I wrote about the "Vision 2020" thing in a previous post (here) where I mentioned the opportunity to attend meetings, comment on-line and to have a say in the direction of the plan.
The interesting this about the latest announcement was the serious re-committal to the Sunset Park Container Port from the Mayor, Speaker Quinn and Rep. Nadler.
Jerry Nadler has long been a supporter of a container port at Sunset Park, saying that this location's larger size and proximity to the proposed "cross harbor freight rail tunnel", of which he is the strongest advocate, gave it a logical advantage.
Nadler went on, as quoted in this Brooklyn Eagle story (here) about the merits of the proposal -
"Our roads cannot handle the truck traffic that exists today, let alone the projected increases of the coming years. For that reason, the trucking of freight is not now and has never been a sustainable or long-term solution.”
Nadler seems to be saying here that the transportation of freight should, whenever possible, be done by rail, thereby alleviating the toll taken on the environment, roads and buildings by heavy truck traffic.
This damage is something that Red Hook knows a bit about as we suffer from not only the harmful emissions from the ships at the container and cruise terminals, but the pollution, congestion and structural damage done to our buildings by trucks - with more to come with the imminent relocation of Phoenix Beverages to Pier 11 and 7, bringing 200 more truck trips a day to our neighborhood's streets. Red Hook's terminal has no rail connection, so is totally reliant on trucks to move its freight - something that Nadler says is neither "sustainable" nor a "long-term solution".
What this re-commitment to the Container Terminal at Sunset Park means for the Red Hook terminal is unclear. When the City had plans to shut down the Red Hook terminal in 2006, one of the main objections, made by Nadler, Quinn and others, was that Brooklyn needed a container terminal, and until the alternately proposed Sunset Park terminal was up and running, the inefficient and under-productive operation at Red Hook should be maintained.
However, Nadler and the City, in the recent press release, talk of the "protection" of the maritime and industrial infrastructure. Phoenix Beverages, who NYCEDC President, Seth Pinsky, referred to as the "new anchor tenant for the Red Hook Container Terminal" has a 20-year lease on the Red Hook Piers giving the Container Terminal operators, American Stevedoring (ASI), by proxy, control of a majority of Pier 11 for that time (though ASI only has a 10-year lease of the piers - supposedly). So whether that means that the Red Hook terminal would continue operating despite a Sunset Park terminal coming on line - whenever that might be - is hard to say.

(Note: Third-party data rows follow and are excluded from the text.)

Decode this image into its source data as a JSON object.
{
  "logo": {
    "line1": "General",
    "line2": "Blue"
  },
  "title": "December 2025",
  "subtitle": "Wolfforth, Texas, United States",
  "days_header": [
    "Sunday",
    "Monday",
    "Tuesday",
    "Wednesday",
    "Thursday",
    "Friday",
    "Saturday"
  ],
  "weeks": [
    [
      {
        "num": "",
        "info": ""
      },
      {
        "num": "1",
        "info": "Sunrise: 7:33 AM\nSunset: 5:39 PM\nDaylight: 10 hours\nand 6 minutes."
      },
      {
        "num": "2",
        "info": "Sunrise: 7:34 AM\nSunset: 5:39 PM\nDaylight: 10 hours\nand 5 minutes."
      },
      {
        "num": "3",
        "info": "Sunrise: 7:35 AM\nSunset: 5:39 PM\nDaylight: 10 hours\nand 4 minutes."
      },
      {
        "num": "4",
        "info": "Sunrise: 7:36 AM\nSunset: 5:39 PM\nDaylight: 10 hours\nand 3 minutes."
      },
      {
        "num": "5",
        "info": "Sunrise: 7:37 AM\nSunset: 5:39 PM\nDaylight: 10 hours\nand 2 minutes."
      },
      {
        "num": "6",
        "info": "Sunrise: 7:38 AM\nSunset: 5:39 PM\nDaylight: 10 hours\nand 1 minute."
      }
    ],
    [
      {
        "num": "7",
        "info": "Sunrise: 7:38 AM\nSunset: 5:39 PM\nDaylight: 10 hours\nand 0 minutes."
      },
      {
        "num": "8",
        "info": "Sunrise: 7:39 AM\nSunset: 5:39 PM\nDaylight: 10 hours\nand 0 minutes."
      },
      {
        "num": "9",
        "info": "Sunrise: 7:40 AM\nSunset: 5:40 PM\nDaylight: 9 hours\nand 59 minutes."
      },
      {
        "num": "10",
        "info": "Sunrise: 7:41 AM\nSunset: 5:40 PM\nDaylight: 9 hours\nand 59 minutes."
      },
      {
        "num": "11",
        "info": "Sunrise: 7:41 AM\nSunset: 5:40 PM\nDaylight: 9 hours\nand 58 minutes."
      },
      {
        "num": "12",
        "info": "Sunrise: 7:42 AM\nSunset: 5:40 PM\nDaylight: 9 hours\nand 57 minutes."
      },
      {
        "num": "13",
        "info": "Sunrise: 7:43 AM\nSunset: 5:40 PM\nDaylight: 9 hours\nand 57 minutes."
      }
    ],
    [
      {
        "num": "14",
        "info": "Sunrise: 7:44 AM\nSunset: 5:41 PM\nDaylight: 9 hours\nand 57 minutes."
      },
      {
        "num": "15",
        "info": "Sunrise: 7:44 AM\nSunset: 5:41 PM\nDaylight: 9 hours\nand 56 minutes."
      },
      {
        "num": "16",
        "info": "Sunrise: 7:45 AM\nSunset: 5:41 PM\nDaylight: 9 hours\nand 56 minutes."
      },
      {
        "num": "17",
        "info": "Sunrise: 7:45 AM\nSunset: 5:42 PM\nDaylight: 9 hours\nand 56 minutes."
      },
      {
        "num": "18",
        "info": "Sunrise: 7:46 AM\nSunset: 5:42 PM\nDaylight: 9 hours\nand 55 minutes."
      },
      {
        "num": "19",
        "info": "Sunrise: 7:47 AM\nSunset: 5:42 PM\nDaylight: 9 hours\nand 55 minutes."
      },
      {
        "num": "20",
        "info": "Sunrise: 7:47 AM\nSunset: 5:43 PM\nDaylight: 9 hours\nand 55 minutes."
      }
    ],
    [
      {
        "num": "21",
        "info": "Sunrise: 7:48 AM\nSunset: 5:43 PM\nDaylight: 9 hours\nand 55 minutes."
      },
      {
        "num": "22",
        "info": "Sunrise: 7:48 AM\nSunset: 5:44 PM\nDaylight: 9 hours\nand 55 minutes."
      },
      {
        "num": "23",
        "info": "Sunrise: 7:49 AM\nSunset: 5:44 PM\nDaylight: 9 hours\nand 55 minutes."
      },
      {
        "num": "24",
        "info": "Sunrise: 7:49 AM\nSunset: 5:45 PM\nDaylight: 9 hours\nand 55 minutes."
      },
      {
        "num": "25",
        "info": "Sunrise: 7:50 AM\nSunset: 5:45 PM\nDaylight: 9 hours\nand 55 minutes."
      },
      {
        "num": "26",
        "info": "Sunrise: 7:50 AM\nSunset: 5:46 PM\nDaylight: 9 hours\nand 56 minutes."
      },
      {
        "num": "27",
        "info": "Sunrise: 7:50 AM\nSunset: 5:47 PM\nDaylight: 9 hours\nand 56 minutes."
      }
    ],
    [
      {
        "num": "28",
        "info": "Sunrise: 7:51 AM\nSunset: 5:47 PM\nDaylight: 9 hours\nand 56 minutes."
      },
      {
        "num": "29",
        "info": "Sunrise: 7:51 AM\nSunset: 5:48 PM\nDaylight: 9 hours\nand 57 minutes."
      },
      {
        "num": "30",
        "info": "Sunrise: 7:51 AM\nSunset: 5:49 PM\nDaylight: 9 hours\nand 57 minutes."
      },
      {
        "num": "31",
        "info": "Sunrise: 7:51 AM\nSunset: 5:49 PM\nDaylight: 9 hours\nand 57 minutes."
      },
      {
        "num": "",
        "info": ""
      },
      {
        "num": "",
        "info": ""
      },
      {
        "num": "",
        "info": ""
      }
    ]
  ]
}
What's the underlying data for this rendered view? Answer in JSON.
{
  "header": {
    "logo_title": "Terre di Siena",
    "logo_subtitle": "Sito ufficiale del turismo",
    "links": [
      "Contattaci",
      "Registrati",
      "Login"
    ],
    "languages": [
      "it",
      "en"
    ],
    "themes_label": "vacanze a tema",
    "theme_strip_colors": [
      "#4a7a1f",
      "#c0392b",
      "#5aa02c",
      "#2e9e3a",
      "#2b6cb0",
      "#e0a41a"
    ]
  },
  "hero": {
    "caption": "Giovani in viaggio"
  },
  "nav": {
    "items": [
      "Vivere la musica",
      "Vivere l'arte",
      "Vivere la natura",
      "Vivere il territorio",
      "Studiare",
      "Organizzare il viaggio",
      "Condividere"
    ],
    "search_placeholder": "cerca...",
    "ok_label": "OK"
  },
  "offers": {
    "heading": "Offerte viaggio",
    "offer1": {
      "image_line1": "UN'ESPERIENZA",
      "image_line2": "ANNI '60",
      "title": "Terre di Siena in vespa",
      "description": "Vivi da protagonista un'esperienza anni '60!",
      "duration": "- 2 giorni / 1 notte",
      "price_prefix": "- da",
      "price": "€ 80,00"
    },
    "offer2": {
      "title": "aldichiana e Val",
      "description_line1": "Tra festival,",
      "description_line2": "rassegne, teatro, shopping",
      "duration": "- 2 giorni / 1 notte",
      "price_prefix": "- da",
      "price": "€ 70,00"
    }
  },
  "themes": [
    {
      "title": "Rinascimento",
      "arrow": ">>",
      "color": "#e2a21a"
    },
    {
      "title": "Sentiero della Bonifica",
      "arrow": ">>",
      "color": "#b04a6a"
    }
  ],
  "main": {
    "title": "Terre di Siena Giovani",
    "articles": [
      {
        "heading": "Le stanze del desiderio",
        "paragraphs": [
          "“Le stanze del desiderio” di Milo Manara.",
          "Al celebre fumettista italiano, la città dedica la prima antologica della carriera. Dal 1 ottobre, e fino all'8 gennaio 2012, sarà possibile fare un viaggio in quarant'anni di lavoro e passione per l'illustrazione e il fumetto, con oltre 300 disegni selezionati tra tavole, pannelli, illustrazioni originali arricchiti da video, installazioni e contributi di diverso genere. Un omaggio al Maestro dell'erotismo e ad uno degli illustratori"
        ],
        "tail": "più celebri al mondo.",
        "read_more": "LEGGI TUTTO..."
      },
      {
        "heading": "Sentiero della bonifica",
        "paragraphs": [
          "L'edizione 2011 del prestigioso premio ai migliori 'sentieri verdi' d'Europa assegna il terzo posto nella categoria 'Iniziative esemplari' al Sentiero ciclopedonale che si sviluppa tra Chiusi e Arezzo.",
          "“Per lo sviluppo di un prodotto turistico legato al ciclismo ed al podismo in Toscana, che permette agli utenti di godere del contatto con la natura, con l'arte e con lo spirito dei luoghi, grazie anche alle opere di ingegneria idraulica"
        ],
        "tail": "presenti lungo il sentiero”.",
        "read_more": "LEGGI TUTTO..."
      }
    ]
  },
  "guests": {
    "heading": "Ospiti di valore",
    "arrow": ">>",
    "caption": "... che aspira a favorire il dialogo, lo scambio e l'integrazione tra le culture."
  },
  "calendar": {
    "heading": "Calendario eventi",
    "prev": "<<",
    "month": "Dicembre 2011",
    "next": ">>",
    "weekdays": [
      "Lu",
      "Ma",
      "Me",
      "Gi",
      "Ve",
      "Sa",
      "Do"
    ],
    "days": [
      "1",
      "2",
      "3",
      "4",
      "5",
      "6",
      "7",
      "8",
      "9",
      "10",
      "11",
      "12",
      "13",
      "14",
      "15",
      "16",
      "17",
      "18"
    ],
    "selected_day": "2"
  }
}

What is clear is that there is some serious thinking going on about the long-term plans for the city's waterfront - that can be seen in the City's WAVES Strategy.
If that means that we're thinking of smarter, cleaner and more balanced ways to use the waterfront then I'm all for it.
If it means that the City is serious about hearing from the residents about what they want and need from their waterfront, then I say "great" and encourage you to make your voices heard at meetings (schedule here) or by making comments on-line (here).
If it means there's a push to create a cleaner Port of New York, with less reliance on trucks and more on rail with new rail links, the building of shore power infrastructure and the promotion of no-idling "cold ironing" for the ships - wherever they dock - then, to paraphrase Dennis Holt, from the Brooklyn Eagle ...
Bring it on.